:: What you need to do ::
No picture belongs in the copy. Repeat each line below exactly.
[Opening Source material section]
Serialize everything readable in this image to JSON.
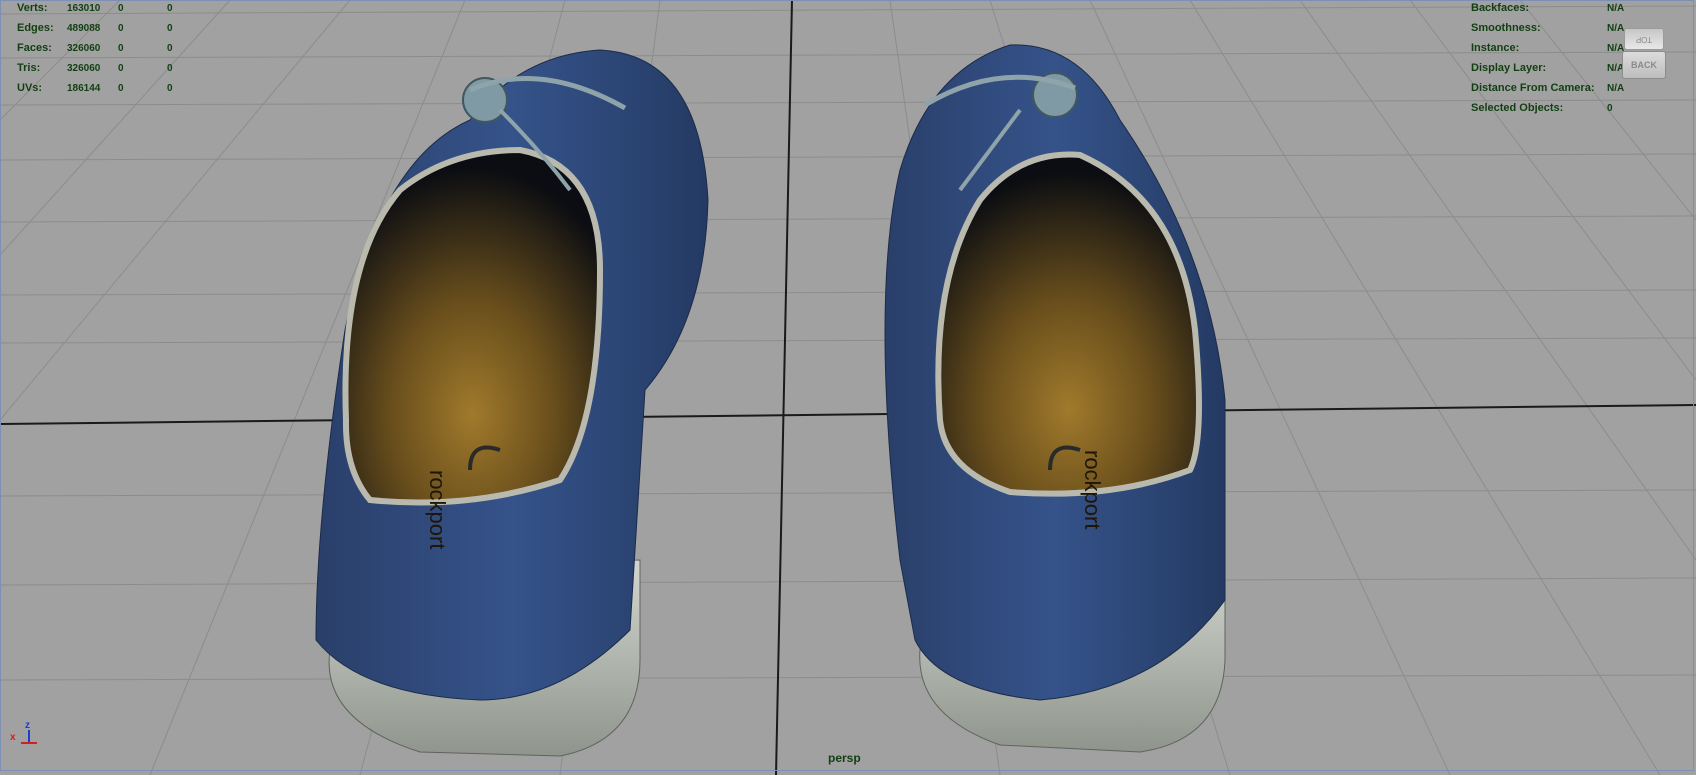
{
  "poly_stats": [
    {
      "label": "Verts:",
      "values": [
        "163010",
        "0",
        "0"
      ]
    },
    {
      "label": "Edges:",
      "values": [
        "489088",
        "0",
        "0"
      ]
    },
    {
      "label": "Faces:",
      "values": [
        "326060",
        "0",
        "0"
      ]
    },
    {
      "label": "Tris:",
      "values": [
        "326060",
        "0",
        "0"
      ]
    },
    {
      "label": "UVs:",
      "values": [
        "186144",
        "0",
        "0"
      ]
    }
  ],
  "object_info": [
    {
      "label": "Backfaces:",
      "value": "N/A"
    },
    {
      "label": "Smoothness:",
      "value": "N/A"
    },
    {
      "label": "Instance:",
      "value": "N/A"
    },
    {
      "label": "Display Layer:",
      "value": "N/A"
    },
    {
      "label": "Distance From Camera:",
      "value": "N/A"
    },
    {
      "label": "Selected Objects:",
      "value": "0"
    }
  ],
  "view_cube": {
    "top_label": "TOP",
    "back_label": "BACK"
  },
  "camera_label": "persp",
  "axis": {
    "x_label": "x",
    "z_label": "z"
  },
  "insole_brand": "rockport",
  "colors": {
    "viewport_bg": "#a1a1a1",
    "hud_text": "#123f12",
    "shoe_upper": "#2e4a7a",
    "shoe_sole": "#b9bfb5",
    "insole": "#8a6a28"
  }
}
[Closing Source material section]
:: Exercise response ::
Serialize everything readable in this image to JSON.
{
  "poly_stats": [
    {
      "label": "Verts:",
      "values": [
        "163010",
        "0",
        "0"
      ]
    },
    {
      "label": "Edges:",
      "values": [
        "489088",
        "0",
        "0"
      ]
    },
    {
      "label": "Faces:",
      "values": [
        "326060",
        "0",
        "0"
      ]
    },
    {
      "label": "Tris:",
      "values": [
        "326060",
        "0",
        "0"
      ]
    },
    {
      "label": "UVs:",
      "values": [
        "186144",
        "0",
        "0"
      ]
    }
  ],
  "object_info": [
    {
      "label": "Backfaces:",
      "value": "N/A"
    },
    {
      "label": "Smoothness:",
      "value": "N/A"
    },
    {
      "label": "Instance:",
      "value": "N/A"
    },
    {
      "label": "Display Layer:",
      "value": "N/A"
    },
    {
      "label": "Distance From Camera:",
      "value": "N/A"
    },
    {
      "label": "Selected Objects:",
      "value": "0"
    }
  ],
  "view_cube": {
    "top_label": "TOP",
    "back_label": "BACK"
  },
  "camera_label": "persp",
  "axis": {
    "x_label": "x",
    "z_label": "z"
  },
  "insole_brand": "rockport",
  "colors": {
    "viewport_bg": "#a1a1a1",
    "hud_text": "#123f12",
    "shoe_upper": "#2e4a7a",
    "shoe_sole": "#b9bfb5",
    "insole": "#8a6a28"
  }
}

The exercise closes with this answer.